Vatican City – An exhibition exploring the relationship between St. John Paul II and the Jewish community opened at the Vatican on Wednesday (July 29), weaving together the story of the Polish pontiff’s life against the backdrop of Jewish history.

The exhibit, “A Blessing to One Another: Pope John Paul II and the Jewish People,” arrived at the Vatican after a decade touring U.S. cities, including New York and Philadelphia.

Through old photographs, videos and documents, the English-language displays recount the life of John Paul II from his early years as a child in Wadowice, a city in southern Poland, where he grew up in an apartment owned by a Jewish family.

The early adulthood of John Paul II, who was born in 1920 as Karol Wojtyla, was inevitably tied to the fate of the Jewish population during World War II. The exhibit includes audio recordings of bombing raids preceding the Nazi occupation of Poland and the sounds of a leather whip from a German concentration camp, intended to demonstrate the brutality prisoners faced.

Wojtyla is said to have helped the Jewish community during the war while he was living in Krakow, a southern city close to his hometown, before being ordained a priest in 1946.

But it was not until 1993 — 15 years after John Paul II’s papacy began — that the Holy See formally recognized the state of Israel.

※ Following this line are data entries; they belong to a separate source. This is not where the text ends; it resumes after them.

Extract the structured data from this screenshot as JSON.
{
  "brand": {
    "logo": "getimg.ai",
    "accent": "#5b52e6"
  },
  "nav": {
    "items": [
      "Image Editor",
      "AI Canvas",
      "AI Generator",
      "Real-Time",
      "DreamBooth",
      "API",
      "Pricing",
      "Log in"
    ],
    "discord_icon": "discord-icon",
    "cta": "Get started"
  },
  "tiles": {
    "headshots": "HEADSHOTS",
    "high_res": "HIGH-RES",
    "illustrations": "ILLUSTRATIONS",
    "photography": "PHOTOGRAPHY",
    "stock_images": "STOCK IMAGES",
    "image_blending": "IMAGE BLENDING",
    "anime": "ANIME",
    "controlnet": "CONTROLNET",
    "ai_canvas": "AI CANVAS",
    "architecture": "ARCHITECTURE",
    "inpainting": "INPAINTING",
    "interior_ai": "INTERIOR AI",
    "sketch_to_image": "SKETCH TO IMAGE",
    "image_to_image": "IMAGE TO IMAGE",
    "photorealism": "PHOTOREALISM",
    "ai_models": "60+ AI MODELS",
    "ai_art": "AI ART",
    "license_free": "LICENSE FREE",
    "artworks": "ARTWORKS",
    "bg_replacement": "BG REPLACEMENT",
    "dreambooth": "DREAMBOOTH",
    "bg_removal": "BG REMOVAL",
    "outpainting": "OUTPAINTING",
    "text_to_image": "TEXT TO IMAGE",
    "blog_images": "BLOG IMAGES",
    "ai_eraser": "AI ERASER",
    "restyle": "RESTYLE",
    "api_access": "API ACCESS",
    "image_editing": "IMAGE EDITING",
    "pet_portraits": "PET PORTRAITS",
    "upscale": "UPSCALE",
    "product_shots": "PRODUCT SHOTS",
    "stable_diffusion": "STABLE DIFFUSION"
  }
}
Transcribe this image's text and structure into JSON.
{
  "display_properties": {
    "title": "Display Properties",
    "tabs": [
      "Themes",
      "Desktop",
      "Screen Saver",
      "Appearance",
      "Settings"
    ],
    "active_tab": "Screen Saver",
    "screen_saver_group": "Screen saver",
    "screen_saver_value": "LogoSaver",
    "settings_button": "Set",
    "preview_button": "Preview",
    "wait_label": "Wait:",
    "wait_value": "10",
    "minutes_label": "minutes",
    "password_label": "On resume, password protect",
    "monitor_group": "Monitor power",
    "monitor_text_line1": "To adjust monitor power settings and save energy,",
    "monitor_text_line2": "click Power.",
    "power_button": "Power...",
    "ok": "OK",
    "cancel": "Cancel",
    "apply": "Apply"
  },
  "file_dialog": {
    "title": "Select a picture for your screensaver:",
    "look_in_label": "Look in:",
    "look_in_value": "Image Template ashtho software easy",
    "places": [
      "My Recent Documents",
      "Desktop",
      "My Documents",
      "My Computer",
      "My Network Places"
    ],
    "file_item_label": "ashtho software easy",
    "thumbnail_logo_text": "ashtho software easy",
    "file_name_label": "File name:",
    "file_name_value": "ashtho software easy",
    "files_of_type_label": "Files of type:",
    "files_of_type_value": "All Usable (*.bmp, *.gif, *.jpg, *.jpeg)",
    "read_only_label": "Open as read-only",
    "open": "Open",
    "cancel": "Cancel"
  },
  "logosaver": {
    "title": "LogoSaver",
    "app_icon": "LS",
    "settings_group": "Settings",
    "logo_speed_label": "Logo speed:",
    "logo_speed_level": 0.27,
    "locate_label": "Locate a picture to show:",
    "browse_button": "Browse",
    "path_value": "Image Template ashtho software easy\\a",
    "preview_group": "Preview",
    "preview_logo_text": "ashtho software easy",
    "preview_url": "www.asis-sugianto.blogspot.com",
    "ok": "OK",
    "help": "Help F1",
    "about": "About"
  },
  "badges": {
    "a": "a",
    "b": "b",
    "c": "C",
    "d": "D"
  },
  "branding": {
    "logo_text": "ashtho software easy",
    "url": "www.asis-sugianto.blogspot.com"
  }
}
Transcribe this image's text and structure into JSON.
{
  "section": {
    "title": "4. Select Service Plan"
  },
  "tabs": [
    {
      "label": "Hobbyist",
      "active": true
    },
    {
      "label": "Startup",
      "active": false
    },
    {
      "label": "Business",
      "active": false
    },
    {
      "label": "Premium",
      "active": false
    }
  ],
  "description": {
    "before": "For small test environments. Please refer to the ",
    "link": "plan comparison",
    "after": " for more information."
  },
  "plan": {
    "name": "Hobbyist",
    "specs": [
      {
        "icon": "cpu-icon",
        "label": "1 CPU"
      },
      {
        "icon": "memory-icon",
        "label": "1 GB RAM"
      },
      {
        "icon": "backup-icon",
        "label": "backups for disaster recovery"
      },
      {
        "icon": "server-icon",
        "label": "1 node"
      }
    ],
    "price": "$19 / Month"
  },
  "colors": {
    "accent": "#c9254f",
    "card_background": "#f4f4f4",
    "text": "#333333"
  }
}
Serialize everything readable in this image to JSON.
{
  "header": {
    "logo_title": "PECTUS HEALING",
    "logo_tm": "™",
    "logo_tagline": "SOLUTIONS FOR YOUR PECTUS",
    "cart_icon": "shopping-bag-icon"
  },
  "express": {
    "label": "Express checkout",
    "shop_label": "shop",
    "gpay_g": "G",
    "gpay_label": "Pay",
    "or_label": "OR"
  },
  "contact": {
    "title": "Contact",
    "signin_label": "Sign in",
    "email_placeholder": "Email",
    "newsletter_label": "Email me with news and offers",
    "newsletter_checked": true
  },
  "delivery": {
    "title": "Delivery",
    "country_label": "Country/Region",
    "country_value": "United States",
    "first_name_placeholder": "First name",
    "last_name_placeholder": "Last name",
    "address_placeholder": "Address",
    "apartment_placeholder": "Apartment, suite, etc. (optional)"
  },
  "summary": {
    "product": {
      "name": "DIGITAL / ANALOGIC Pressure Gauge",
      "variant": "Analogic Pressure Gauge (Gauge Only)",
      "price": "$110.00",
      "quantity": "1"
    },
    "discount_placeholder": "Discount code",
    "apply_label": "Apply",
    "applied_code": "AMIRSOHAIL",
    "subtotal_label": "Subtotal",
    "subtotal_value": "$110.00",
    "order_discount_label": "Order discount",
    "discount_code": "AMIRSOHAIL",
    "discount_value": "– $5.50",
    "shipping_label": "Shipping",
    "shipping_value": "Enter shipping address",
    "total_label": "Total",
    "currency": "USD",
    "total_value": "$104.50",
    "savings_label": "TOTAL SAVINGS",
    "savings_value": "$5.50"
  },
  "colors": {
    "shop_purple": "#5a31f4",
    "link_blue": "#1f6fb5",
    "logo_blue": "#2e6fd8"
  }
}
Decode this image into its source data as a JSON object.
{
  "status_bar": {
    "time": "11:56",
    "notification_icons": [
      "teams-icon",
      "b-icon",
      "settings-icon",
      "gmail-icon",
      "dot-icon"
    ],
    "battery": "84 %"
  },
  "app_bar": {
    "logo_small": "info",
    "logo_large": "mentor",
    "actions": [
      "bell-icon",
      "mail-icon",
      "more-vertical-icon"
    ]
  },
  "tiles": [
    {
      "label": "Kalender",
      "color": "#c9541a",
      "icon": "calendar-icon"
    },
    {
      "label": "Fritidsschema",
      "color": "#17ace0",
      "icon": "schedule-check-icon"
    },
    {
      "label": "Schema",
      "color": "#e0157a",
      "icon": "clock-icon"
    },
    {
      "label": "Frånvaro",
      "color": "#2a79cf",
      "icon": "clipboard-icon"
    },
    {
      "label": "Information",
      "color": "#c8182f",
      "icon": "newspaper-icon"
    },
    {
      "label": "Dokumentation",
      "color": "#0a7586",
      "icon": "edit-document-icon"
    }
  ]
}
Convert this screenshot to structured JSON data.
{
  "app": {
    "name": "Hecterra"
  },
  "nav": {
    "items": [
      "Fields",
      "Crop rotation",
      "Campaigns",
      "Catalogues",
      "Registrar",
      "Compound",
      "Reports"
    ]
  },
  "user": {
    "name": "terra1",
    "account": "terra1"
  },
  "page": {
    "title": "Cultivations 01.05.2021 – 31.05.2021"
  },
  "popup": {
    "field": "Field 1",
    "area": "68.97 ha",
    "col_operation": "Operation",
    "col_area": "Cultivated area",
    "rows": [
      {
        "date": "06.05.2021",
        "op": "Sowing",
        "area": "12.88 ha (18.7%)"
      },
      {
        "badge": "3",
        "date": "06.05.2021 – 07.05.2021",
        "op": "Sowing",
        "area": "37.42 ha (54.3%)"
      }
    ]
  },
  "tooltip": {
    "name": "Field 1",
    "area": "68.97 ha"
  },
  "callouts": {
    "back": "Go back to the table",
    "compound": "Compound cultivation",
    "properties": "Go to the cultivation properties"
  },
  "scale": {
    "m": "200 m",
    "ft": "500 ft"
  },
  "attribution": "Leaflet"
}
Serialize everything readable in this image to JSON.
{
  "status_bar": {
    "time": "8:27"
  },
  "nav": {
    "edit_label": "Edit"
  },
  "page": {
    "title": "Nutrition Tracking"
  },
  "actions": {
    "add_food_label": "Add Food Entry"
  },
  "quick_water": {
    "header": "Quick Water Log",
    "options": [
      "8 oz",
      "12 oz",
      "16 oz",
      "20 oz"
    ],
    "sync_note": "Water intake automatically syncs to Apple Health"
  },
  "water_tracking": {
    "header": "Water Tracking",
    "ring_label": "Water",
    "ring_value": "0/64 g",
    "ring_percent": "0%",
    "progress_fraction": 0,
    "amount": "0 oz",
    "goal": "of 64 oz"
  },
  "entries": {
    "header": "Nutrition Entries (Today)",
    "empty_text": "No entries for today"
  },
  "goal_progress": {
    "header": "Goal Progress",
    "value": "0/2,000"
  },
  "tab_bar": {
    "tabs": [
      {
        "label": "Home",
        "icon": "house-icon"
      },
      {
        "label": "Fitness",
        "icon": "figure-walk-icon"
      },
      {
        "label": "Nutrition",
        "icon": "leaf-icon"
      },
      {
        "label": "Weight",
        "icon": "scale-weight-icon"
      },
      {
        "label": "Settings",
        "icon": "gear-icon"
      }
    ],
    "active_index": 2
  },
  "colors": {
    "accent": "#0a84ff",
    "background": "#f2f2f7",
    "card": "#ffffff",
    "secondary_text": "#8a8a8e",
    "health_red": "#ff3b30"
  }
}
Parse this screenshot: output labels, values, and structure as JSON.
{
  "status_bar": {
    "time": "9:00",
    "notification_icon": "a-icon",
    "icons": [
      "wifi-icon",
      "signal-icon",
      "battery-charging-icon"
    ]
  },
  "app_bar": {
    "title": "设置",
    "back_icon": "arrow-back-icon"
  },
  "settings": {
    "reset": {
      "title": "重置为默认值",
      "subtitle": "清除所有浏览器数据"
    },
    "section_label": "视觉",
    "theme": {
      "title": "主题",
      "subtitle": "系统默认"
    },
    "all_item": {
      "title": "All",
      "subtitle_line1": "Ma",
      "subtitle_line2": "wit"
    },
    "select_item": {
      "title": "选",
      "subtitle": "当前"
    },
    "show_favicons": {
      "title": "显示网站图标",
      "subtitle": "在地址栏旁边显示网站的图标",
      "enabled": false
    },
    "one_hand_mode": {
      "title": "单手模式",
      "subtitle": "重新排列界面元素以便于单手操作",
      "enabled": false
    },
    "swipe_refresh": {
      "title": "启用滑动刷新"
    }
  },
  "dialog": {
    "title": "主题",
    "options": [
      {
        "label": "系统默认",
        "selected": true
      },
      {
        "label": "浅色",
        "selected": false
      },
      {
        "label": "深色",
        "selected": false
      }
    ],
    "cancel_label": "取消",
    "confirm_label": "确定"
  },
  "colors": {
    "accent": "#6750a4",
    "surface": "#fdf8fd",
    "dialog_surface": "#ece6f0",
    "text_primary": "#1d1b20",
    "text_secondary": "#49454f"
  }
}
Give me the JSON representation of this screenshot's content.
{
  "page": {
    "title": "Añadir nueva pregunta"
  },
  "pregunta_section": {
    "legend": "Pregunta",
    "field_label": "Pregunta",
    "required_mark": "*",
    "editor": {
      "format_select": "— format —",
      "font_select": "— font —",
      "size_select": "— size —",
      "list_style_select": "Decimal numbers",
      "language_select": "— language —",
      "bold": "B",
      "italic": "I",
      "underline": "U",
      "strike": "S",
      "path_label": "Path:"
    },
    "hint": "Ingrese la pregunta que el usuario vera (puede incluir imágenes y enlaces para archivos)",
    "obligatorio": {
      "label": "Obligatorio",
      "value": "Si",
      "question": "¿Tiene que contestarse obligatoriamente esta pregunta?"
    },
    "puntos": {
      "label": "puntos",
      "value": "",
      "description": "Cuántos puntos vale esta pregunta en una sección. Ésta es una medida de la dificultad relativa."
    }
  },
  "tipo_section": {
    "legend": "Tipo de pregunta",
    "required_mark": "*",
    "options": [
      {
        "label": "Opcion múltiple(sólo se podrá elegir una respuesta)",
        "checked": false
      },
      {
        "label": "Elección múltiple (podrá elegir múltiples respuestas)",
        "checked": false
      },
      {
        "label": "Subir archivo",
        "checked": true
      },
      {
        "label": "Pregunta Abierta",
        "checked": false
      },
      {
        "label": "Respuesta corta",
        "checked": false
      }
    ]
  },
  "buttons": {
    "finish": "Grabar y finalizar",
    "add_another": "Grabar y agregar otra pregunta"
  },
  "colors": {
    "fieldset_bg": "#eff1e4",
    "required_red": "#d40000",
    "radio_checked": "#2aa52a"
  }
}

The strengthening of relations between the two nations is depicted through various photographs, including one of the pontiff meeting the Israeli ambassador and another of an olive tree being planted in the Vatican gardens.

The pinnacle of the exhibition comes with John Paul II’s visit to Israel in 2000, five years before his death, with the pope’s skullcap worn during the trip and a program of the visit on display.

The exhibition’s focus remains on the Jewish state, rather than the global community, as visitors are invited to place their written prayers in a small replica of Jerusalem’s Wailing Wall.

The exhibit is housed in the Charlemagne Wing, steps away from St. Peter’s Basilica, and runs until Sept. 17.

editor@jewishweek.org